The German-Romanian Chamber of Industry and Commerce in Bucharest opened on 5 September 2002 and has since grown to approximately 600 members. It promotes bilateral economic relations and represents all major German trade fair companies in Romania. According to the chamber’s estimates, its member companies alone employ approximately 300,000 people in Romania.
In addition, German business clubs in Bucharest, Sibiu, Brașov, Timişoara, Arad, Cluj-Napoca, Satu Mare, Bacău and Tîrgu Mureş provide representatives of the German private sector in Romania with forums to discuss common issues.
Germany Trade and Invest (GTAI) opened a correspondent’s office in Romania in 2008.
The 2011 census put the German minority in Romania at just under 37,000, whereas the actual number is probably around 45,000. The German minority is organised in the Democratic Forum of Germans in Romania (FDGR), a political party based in Sibiu. In March 2015, it celebrated its 25th anniversary with a ceremony attended by Romania’s President Johannis and Frank Walter Steinmeier, Germany’s Foreign Minister at the time. The FDGR’s chairman is Dr Paul-Jürgen Porr. Following the local elections in June 2016, the German minority still retains a large number of seats in the local and district councils in Satu Mare and Transylvania. An under-secretary responsible for the German minority’s affairs in the Department for Interethnic Relations also comes from the minority’s ranks. In December 2016, Ovidiu Gant was re-elected to the Romanian Chamber of Deputies, where he has represented the German minority since 2004.
Though still widely spoken by the minority population, German is increasingly at risk as a result of the chronic underfunding of Romania’s education system and the consequent lack of German native-language instruction. In 2017, the German Government spent approximately 5.2 million euros on measures to support the German minority.

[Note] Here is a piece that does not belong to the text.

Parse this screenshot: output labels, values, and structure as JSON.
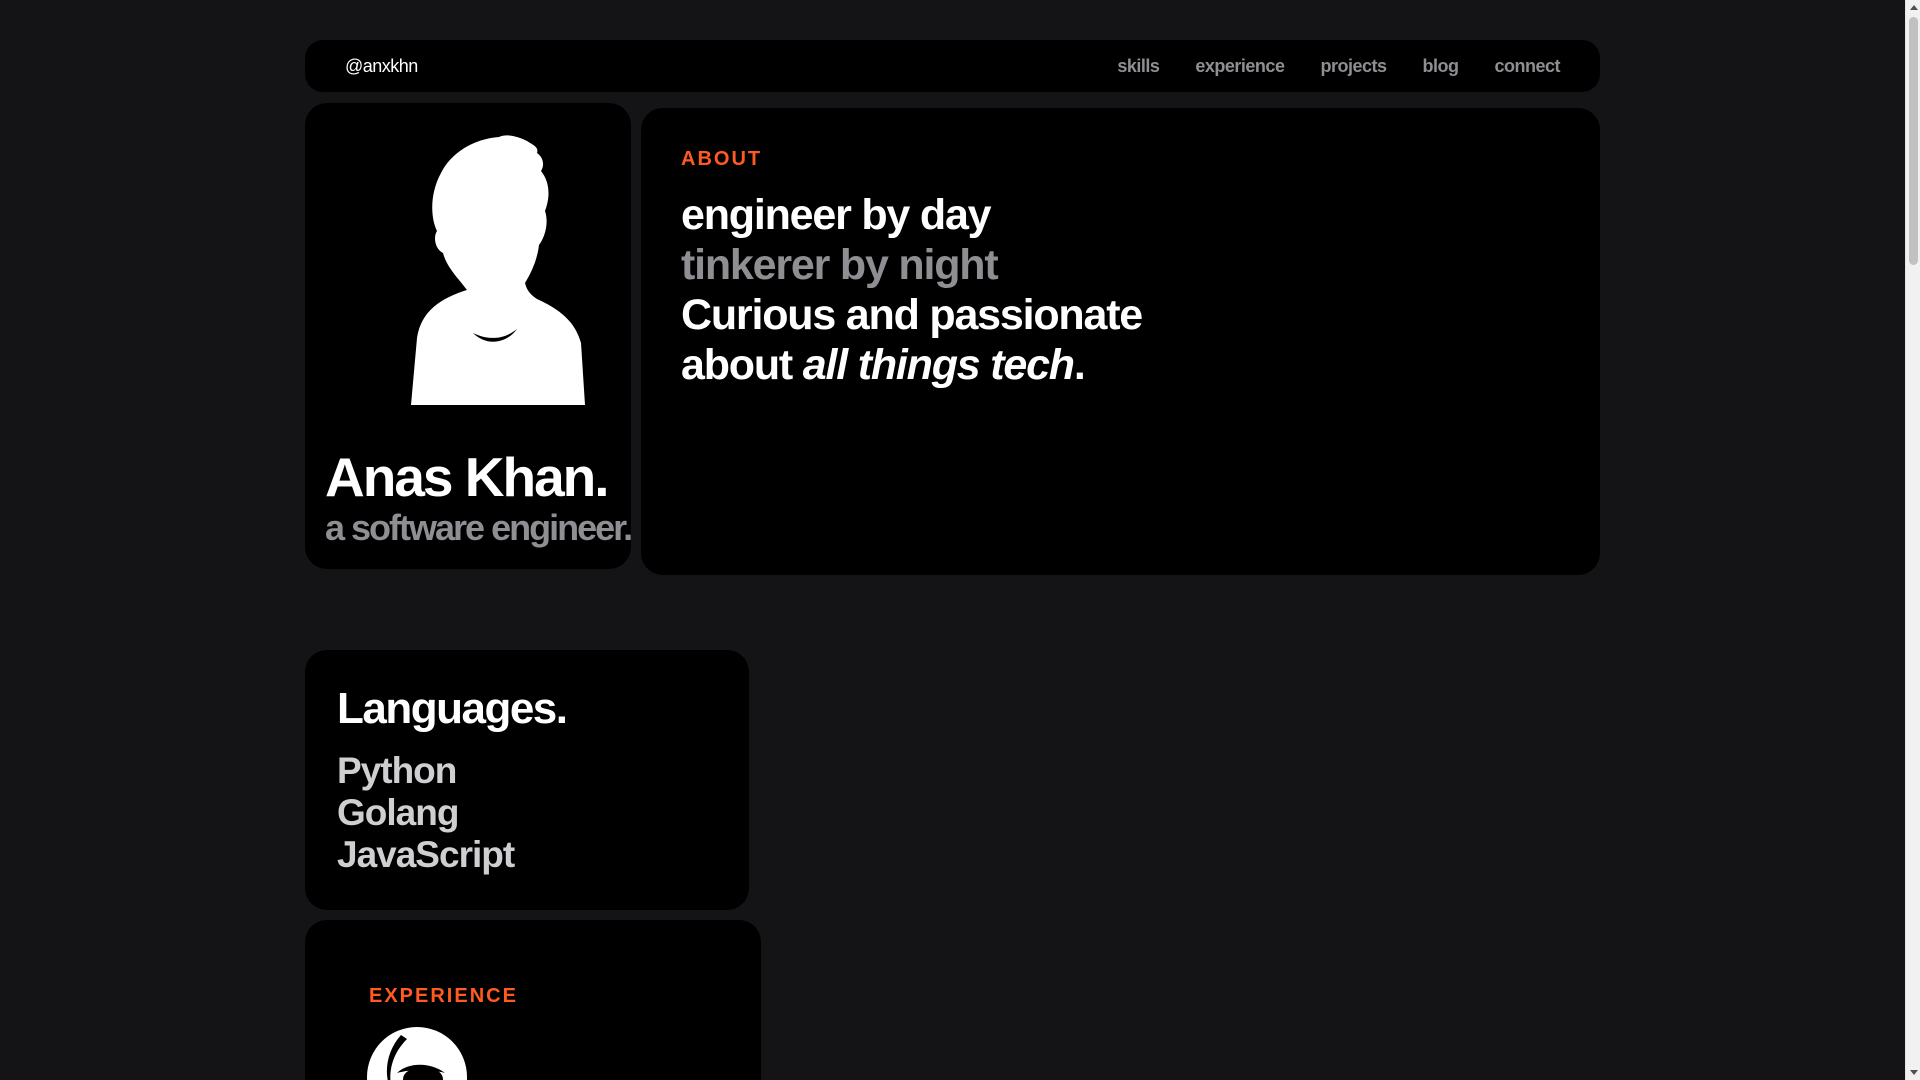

Additional funding worth approximately 1.9 million euros was provided by the Romanian Government.
Bilateral cultural relations are formally based on the Agreement concerning the Reciprocal Establishment and Activities of Cultural and Information Centres of 1990, the Treaty on Friendly Relations and Partnership in Europe of 1992, the Agreement on Cultural Cooperation of 1995 and the Agreement on School Cooperation of 1996. Cultural relations focus on research and higher education as well as on promoting the German language.
Romanians feel a close affinity with German culture. Thanks to the German minority, there is a common tradition that keeps interest in the German language and culture alive in Romania.
The Goethe-Institut (GI), the Institut für Auslandsbeziehungen (ifa), the Alexander von Humboldt Foundation (AvH), the German Academic Exchange Service (DAAD), the Central Agency for Schools Abroad (ZfA, with more than 30 seconded teachers) and Germany’s political foundations all play an active role in Romania. The work of the GI is complemented by the activities of German cultural centres in Iaşi, Cluj-Napoca, Sibiu, Brașov and Timișoara. There are a constantly growing number of school and university partnerships. In 1999, Romania founded the Institutul Cultural Român “Titu Maiorescu” in Berlin, which showcases Romanian culture through exhibitions, concerts and lectures.